6. Vodka: She won the Japanese Derby at 3 in 2007 and became the first of her sex to do so in 64 years. In 2009, the 5-year-old mare won the Group 1 Japan Cup by a nose, and she may be kept in training for one last shot at a prize in Dubai in March. A Group 1 winner in Japan at 2,3,4, and 5, Vodka has more than $13 million in earnings and a record of 10 wins from 25 starts. The mare defeated a Japan Cup field that included King George VI and Queen Elizabeth Stakes winner and dual Breeders’ Cup Turf winner Conduit and covered the 2400 meters in a rapid 2:22.40. The race is below (Vodka is the bay who withstands the late move of the white-faced chestnut, Oken Bruce Lee).
7. Set Alight: She is one of the best horses bred in India, period, with a record of 11 wins from 13 starts. Set Alight showed she was special from the moment she stepped on the racetrack and won her first 10 starts with ease. She entered the McDowell Signature Indian Derby at Mahalaxmi in Mumbai as the overwhelming favorite in April, only to lose the race in a shocker near the wire. Widely considered the victim of an overly confident ride in the 2400-meter race by Malesh Narredu, Set Alight prematurely hit the front with 600 meters to run after racing close to a taxing early pace and was gunned down late in the long Mahalaxmi straight by Antonios, a good colt. She lost her next start, too, which dented her reputation and put in doubt her ability to stay the Derby trip, but in what would be her last start — and too bad, because Dubai was in the plans before she hurt a tendon — she was once again sensational against males in the 2400-meter President of India Gold Cup in September, below.
8. Belle Watling: She won the “quadruple crown” Dec. 27 at Chile’s Club Hipico de Santiago, earned a US$500,000 bonus for the sweep, and is widely considered the best 3-year-old of either sex at the middle distances on turf in South America. A winner of 7 of 10 starts, Belle Watling has won the Chilean 1000 Guineas, the National Ricardo Lyon, and the El Ensayo — all Group 1 races; the latter is the most prestigious race for 3-year-olds in Chile. The filly covered the 2400 meters of the El Ensayo in 2:24.50, which is below.
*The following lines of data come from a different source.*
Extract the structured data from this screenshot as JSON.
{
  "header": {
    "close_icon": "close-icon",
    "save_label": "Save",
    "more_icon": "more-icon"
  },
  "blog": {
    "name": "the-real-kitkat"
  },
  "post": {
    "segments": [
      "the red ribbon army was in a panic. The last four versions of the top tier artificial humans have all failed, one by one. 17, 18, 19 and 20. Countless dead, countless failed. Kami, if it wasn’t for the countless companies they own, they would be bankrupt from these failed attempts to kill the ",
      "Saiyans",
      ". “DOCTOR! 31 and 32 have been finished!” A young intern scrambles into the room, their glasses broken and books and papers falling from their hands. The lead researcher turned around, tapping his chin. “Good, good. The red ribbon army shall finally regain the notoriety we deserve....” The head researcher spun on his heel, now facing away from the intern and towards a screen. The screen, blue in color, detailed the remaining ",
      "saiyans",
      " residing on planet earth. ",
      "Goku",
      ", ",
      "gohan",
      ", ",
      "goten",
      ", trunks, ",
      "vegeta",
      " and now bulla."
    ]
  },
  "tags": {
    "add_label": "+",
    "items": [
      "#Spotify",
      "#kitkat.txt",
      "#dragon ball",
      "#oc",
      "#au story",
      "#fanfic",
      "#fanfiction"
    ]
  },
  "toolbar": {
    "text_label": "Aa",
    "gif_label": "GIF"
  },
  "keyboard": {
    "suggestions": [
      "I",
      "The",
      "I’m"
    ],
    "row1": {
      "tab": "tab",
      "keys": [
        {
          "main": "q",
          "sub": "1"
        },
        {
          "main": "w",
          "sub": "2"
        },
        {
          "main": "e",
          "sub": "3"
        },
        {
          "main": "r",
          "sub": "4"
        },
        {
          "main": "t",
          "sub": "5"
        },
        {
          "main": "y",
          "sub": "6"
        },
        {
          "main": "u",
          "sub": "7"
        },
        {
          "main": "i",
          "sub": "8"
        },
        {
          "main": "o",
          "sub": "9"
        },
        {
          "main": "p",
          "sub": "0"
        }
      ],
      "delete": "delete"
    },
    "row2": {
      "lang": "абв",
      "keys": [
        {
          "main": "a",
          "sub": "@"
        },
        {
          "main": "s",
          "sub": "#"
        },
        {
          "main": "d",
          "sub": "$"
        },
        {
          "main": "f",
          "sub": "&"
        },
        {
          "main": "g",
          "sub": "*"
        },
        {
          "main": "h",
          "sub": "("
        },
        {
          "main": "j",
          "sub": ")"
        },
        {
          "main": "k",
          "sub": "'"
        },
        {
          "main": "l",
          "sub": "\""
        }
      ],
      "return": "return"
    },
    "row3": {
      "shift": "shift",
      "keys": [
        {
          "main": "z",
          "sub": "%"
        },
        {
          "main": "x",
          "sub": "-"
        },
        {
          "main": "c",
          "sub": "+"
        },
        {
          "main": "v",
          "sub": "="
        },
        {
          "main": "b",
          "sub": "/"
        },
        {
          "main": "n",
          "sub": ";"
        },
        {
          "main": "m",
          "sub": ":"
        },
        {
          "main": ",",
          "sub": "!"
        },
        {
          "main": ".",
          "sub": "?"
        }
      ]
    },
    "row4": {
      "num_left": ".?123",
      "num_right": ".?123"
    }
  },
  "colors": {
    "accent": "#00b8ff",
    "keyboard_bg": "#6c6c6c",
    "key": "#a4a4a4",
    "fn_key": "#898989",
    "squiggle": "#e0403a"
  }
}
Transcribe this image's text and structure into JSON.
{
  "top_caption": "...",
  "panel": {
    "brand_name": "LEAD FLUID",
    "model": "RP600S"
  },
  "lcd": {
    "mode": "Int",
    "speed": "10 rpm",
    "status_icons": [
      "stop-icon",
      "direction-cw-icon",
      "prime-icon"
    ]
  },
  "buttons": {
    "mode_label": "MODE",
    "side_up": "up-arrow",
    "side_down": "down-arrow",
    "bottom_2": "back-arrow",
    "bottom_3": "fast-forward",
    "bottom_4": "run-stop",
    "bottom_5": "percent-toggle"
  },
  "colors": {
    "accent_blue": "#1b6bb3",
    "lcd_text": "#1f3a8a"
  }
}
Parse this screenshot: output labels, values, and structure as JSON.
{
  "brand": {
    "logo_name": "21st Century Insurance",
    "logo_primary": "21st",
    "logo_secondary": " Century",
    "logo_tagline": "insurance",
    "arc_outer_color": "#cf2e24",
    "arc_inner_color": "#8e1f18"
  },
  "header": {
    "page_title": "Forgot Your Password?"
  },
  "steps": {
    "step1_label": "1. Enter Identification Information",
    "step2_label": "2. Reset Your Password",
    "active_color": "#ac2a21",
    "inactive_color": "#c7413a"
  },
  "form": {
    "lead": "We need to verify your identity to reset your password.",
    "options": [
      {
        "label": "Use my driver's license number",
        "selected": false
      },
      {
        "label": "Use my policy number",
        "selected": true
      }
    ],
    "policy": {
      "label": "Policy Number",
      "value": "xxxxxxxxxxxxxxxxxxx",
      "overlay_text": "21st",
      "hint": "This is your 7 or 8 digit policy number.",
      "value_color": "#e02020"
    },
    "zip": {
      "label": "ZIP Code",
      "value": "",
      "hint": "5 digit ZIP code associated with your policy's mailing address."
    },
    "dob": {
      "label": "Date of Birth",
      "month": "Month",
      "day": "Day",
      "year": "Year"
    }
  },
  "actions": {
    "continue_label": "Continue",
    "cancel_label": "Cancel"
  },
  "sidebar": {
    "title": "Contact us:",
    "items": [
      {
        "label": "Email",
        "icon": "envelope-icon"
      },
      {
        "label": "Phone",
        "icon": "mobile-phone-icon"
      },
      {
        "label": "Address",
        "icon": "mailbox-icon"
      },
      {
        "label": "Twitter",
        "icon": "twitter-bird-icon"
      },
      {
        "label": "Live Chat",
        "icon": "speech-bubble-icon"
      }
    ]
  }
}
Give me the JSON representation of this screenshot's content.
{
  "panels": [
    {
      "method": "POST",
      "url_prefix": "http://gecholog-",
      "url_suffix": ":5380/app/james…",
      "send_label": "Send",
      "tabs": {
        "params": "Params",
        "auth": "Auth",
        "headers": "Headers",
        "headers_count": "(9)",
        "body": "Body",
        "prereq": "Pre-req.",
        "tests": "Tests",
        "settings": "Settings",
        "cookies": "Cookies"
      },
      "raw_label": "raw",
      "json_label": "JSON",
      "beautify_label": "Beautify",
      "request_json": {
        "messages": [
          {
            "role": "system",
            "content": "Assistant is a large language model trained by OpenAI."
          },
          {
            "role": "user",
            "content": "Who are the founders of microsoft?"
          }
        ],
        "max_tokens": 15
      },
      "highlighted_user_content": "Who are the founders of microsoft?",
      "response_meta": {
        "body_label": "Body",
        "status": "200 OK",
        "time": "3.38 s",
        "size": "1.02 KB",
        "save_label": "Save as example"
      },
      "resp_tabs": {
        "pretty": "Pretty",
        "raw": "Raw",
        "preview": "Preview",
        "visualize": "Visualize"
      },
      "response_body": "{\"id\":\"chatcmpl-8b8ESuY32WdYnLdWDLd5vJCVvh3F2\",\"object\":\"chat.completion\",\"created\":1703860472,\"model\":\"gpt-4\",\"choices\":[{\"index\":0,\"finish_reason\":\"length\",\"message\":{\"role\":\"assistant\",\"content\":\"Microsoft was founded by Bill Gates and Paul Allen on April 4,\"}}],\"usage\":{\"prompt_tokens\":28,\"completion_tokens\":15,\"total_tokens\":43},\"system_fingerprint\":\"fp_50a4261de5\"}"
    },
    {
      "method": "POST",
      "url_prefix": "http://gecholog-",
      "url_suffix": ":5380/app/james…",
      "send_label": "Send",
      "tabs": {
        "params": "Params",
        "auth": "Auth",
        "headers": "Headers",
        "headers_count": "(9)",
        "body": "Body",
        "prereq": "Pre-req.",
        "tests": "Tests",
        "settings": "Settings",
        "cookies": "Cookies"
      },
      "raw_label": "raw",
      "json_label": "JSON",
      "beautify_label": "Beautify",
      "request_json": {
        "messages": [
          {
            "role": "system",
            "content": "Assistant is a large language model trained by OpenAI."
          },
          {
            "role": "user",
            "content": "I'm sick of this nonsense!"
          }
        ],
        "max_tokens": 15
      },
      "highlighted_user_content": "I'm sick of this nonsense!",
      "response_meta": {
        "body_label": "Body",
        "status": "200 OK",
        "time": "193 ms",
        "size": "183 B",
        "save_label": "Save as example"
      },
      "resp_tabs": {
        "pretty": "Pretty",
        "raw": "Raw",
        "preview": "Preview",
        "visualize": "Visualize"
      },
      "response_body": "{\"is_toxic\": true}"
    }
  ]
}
9. Bambera: She has been hailed as one of the best in the history of the sport in Venezuela. A winner of 16 races from 18 starts, Bambera most recently won the $300,000 Internacional Clasico del Caribe in Puerto Rico from the top-class Mexican filly Vivian Record — both of them far superior to the other top Caribbean colts in a race that’s considered the Caribbean Derby. Before the 1800-meter Caribe, Bambera won the 2400-meter Simon Bolivar at La Rinconada — the most important race in Venezuela — by three lengths in 2:29 on dirt to become the leading money earner of all time in Venezuela. She’s now in Miami preparing for a US campaign in 2010. Below is the Simon Bolivar.
10. Age of Jape: This Polish-bred colt won the triple crown in the Czech Republic in 2009 in Prague at Velka Chuchle — the Guineas, Derby and St Leger — as well as the Derby and St. Leger in Slovakia, at Bratislava, for a tally of 5 classic races and a 10 for 11 record. He has not lost since finishing second on his debut at 2 in Poland. Age of Jape will stay in training in 2010 and will be targeted for international competition in the major centers. Below is the 2800-meter Czech St. Leger (Age of Jape is in the striped colors and breaks on the outside).